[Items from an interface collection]

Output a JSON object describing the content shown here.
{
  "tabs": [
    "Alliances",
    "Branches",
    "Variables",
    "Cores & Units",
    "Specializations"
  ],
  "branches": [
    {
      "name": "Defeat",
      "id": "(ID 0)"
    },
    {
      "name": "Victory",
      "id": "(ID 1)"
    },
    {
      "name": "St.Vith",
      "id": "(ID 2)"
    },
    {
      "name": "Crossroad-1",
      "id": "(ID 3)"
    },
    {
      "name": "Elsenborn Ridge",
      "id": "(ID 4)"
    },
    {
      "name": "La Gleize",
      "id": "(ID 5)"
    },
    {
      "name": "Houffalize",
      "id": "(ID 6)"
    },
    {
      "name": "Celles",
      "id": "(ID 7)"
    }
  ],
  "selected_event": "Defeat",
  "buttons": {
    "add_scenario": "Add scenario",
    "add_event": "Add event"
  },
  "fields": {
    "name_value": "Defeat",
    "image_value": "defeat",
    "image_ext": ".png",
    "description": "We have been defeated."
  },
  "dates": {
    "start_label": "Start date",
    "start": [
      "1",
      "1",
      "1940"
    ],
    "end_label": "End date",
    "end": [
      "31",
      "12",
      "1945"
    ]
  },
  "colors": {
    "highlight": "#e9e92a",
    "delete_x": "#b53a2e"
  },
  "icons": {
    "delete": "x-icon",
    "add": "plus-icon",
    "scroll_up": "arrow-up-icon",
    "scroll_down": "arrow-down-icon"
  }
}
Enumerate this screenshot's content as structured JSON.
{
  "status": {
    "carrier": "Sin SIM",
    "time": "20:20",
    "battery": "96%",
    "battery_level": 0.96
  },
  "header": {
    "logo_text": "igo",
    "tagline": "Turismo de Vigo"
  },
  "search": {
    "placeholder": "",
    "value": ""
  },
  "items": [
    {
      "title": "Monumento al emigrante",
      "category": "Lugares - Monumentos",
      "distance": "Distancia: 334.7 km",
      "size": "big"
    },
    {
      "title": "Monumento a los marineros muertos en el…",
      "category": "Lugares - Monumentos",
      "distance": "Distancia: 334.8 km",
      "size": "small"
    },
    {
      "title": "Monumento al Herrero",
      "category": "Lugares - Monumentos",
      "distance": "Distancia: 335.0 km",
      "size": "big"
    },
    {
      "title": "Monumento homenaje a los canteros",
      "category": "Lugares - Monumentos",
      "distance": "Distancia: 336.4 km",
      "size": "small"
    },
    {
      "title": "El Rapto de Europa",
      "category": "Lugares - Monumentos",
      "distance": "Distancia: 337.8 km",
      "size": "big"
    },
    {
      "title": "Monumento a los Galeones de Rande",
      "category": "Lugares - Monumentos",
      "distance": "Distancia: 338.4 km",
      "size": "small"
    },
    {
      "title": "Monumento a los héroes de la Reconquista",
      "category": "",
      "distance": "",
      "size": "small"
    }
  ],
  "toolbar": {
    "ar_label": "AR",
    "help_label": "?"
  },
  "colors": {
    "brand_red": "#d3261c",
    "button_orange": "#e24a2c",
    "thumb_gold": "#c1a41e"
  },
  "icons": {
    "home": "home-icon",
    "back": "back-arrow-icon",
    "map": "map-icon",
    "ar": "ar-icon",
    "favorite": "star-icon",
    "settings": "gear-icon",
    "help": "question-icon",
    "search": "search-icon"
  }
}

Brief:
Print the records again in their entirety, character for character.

Task solution:
Output a JSON object describing the content shown here.
{
  "tabs": [
    "Alliances",
    "Branches",
    "Variables",
    "Cores & Units",
    "Specializations"
  ],
  "branches": [
    {
      "name": "Defeat",
      "id": "(ID 0)"
    },
    {
      "name": "Victory",
      "id": "(ID 1)"
    },
    {
      "name": "St.Vith",
      "id": "(ID 2)"
    },
    {
      "name": "Crossroad-1",
      "id": "(ID 3)"
    },
    {
      "name": "Elsenborn Ridge",
      "id": "(ID 4)"
    },
    {
      "name": "La Gleize",
      "id": "(ID 5)"
    },
    {
      "name": "Houffalize",
      "id": "(ID 6)"
    },
    {
      "name": "Celles",
      "id": "(ID 7)"
    }
  ],
  "selected_event": "Defeat",
  "buttons": {
    "add_scenario": "Add scenario",
    "add_event": "Add event"
  },
  "fields": {
    "name_value": "Defeat",
    "image_value": "defeat",
    "image_ext": ".png",
    "description": "We have been defeated."
  },
  "dates": {
    "start_label": "Start date",
    "start": [
      "1",
      "1",
      "1940"
    ],
    "end_label": "End date",
    "end": [
      "31",
      "12",
      "1945"
    ]
  },
  "colors": {
    "highlight": "#e9e92a",
    "delete_x": "#b53a2e"
  },
  "icons": {
    "delete": "x-icon",
    "add": "plus-icon",
    "scroll_up": "arrow-up-icon",
    "scroll_down": "arrow-down-icon"
  }
}
Enumerate this screenshot's content as structured JSON.
{
  "status": {
    "carrier": "Sin SIM",
    "time": "20:20",
    "battery": "96%",
    "battery_level": 0.96
  },
  "header": {
    "logo_text": "igo",
    "tagline": "Turismo de Vigo"
  },
  "search": {
    "placeholder": "",
    "value": ""
  },
  "items": [
    {
      "title": "Monumento al emigrante",
      "category": "Lugares - Monumentos",
      "distance": "Distancia: 334.7 km",
      "size": "big"
    },
    {
      "title": "Monumento a los marineros muertos en el…",
      "category": "Lugares - Monumentos",
      "distance": "Distancia: 334.8 km",
      "size": "small"
    },
    {
      "title": "Monumento al Herrero",
      "category": "Lugares - Monumentos",
      "distance": "Distancia: 335.0 km",
      "size": "big"
    },
    {
      "title": "Monumento homenaje a los canteros",
      "category": "Lugares - Monumentos",
      "distance": "Distancia: 336.4 km",
      "size": "small"
    },
    {
      "title": "El Rapto de Europa",
      "category": "Lugares - Monumentos",
      "distance": "Distancia: 337.8 km",
      "size": "big"
    },
    {
      "title": "Monumento a los Galeones de Rande",
      "category": "Lugares - Monumentos",
      "distance": "Distancia: 338.4 km",
      "size": "small"
    },
    {
      "title": "Monumento a los héroes de la Reconquista",
      "category": "",
      "distance": "",
      "size": "small"
    }
  ],
  "toolbar": {
    "ar_label": "AR",
    "help_label": "?"
  },
  "colors": {
    "brand_red": "#d3261c",
    "button_orange": "#e24a2c",
    "thumb_gold": "#c1a41e"
  },
  "icons": {
    "home": "home-icon",
    "back": "back-arrow-icon",
    "map": "map-icon",
    "ar": "ar-icon",
    "favorite": "star-icon",
    "settings": "gear-icon",
    "help": "question-icon",
    "search": "search-icon"
  }
}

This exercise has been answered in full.